However, in the midst of this madness, some genius created the idea of one discount shopping day in the middle of the Christmas rush in order to boost sales that big bit extra. While shoppers are aware that prices are inflated in the run up to Christmas, and all the items they purchase will inevitably be cheaper come Boxing Day, there spending is uninhibited. Stores compete to attract buyer’s attention, as many sale the same or similar items. As a result, shoppers are frequently conned into purchasing offers like “3 for 2” or “buy one get one half price.”
That is largely overshadowed by the biggest retail day in the western calendar, known as “Black Friday”. Black Friday originates in the United States of America. It falls the day after Thanksgiving which is the fourth Thursday in November. Retailers open ridiculously early to cope with the volume of customers. Promotions on items and goods are ridiculous: often they are discounted more than 50% during this 24 hour period. The appeal for cash-starved Christmas shoppers is obvious. Until this year, Black Friday was contained to within the USA.

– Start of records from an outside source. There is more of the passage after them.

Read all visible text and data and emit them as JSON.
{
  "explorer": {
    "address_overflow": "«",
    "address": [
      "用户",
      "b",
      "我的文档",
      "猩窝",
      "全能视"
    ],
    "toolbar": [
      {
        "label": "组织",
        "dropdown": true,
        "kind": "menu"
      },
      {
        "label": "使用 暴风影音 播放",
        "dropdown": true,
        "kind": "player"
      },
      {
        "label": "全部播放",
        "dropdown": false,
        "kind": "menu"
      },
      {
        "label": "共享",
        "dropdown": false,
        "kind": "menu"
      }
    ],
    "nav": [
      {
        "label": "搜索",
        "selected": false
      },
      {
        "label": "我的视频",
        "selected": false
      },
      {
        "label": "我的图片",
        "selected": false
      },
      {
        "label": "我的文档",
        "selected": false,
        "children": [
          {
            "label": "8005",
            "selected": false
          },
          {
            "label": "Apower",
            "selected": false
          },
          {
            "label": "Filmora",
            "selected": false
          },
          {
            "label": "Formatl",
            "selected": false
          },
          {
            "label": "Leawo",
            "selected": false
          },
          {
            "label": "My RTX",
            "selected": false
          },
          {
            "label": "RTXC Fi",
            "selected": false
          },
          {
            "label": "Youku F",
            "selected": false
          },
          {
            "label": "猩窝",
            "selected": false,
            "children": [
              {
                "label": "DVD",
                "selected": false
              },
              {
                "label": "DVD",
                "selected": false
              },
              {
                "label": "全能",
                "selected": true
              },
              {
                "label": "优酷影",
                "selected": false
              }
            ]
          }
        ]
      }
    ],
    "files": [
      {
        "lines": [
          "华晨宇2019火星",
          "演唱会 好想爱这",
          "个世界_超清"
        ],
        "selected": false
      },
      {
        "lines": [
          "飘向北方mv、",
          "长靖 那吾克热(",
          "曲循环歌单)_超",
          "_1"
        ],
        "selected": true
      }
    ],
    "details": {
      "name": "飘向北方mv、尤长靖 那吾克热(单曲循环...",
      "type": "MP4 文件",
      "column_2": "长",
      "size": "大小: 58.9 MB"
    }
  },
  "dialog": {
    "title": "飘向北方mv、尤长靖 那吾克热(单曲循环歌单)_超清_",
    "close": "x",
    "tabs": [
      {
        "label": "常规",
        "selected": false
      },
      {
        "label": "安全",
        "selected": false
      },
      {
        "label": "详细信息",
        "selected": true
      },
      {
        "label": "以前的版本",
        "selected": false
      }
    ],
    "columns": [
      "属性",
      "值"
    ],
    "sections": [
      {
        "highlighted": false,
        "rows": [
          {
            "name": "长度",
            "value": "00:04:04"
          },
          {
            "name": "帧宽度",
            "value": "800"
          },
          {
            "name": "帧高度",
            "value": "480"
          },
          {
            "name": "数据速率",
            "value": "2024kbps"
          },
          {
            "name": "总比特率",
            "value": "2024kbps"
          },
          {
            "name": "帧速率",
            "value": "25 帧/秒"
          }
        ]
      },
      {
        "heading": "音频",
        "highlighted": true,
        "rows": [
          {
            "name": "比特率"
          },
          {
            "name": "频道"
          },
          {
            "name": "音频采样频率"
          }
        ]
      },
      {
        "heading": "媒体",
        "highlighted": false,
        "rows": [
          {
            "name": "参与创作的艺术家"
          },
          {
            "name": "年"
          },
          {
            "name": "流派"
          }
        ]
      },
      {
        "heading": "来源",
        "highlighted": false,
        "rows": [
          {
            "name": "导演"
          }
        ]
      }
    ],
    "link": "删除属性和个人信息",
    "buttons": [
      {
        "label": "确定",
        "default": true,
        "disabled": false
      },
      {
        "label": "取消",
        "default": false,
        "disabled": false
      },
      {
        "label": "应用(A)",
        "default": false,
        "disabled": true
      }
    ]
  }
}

The spread of Black Friday to the UK has highlighted the many problems with the day. Although in theory no-one can complain about a discount shopping day, in practice, the sales cause mass mania. Hysterical crowds are known to become easily agitated and impatient, which eventually leads to aggression. This year, one shopper in the USA was crushed to death by a stampede of shoppers. This is the first death as a result of the day. In the UK, things were not quite so drastic, perhaps due to lack of awareness or interest in the sales. In spite of this, there were serious incidents recorded. In one store, an employee was crushed and had his arm broken by an angry mob after one of the sales items sold out. Altercations between customers are not uncommon during Black Friday and the police are regularly called to control crowds and behaviour in North America.
In spite of several injures, Black Friday was hailed a success in the UK by retailers, although only time will tell whether shoppers are prepared to suffer through the crowds and chaos for a before Christmas bargain. Retailers involved predict great things for coming years, and retail experts expect more and more stores to introduce Black Friday. Shoppers who do not require the presents for Christmas may not share their beliefs. The sales are very similar to traditional Boxing Day Sales in the UK. Shops open at regular times, but discounts are dramatic. Retailers attempt to get rid of leftover Christmas stock quickly to make way for incoming new stock, and slash prices. Without as many queues and hassles as Black Friday, these sales may continue to prove more popular. The sales last longer, running into weeks or months, so shoppers are more relaxed knowing the products will be available for longer, and the discounts increase as time goes on. Shoppers who do not need the items specifically before Christmas, (i.e. for presents) may be more inclined to wait until after the initial rush, and have the patience for post-Christmas sales.